At the end Judy is dead, the oldest chimpanzee in Europe, the first primate to arrive at the Parco Natura Viva in Bussolengo, in the province of Verona, in Italy. Judy, who would have turned fifty next year, went to meet Davidino, the dominant male, to greet him, then she lay down under her tree and died.
Her companions, her primates, rhyme with her, try to wake her up, then shelter her and finally the group of chimpanzees launches a request for help to the ethologist who has in the meantime arrived on the public path, towards which they drag lifeless Judy.
A story that moved everyone.
Chinese Mine is driving guinea chimpanzees to extinction
A gigantic iron mine in Guinea threatens to permanently extinguish the chimpanzee, already at risk of extinction, being on the IUCN red list.

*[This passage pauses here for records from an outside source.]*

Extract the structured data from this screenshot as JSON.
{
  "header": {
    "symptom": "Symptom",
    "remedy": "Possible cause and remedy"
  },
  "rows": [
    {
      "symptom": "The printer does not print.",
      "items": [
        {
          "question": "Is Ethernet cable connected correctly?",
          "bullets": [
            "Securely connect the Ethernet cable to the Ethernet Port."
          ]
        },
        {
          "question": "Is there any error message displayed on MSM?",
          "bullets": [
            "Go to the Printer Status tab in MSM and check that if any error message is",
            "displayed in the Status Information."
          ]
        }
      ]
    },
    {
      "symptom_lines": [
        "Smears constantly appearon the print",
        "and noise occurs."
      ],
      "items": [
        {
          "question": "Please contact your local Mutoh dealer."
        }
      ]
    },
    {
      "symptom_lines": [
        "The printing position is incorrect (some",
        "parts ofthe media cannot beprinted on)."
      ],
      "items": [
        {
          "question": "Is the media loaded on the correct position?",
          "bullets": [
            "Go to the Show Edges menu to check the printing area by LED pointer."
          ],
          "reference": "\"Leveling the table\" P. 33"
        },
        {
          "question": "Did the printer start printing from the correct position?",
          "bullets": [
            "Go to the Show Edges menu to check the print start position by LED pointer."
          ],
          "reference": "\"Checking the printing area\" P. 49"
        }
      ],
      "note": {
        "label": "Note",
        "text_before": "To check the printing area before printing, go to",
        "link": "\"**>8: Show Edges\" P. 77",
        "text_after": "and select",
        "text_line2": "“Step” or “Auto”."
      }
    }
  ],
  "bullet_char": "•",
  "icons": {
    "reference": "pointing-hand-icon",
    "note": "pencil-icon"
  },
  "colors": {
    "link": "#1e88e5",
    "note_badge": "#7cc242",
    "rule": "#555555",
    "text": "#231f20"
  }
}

Building the necessary infrastructure would cost many animal lives and the destruction of a habitat that is now small and essential for the small number of chimps left. The unexploited iron mine, the largest in the world, is located in the Simandou mountains, and is now owned by China, despite being in Guinea.
The deposits contain more than 8.6 billion tons of iron ore with an average mineral content of 65%. According to the IUCN, in 2016 the population of western chimpanzees decreased by 80% from 1990 to 2014. It is therefore one step away from extinction in the wild.
The entire area of Guinea is home to nearly two-thirds of the remaining 52,800 western chimpanzees estimated to be in the wild,. According to a Reuters analysis of satellite images provided by Planet Labs, extensive tunnel work has been underway for several months.
An image from June 28 shows two main construction areas at either end of the tunnel, connected by a new access road through the mountains. To carry out the construction of the infrastructure, the Chinese must blow up a railway tunnel in what is the habitat for a species of chimpanzee in danger of extinction. Unbelievable but true: it would seem that the permissions would be given.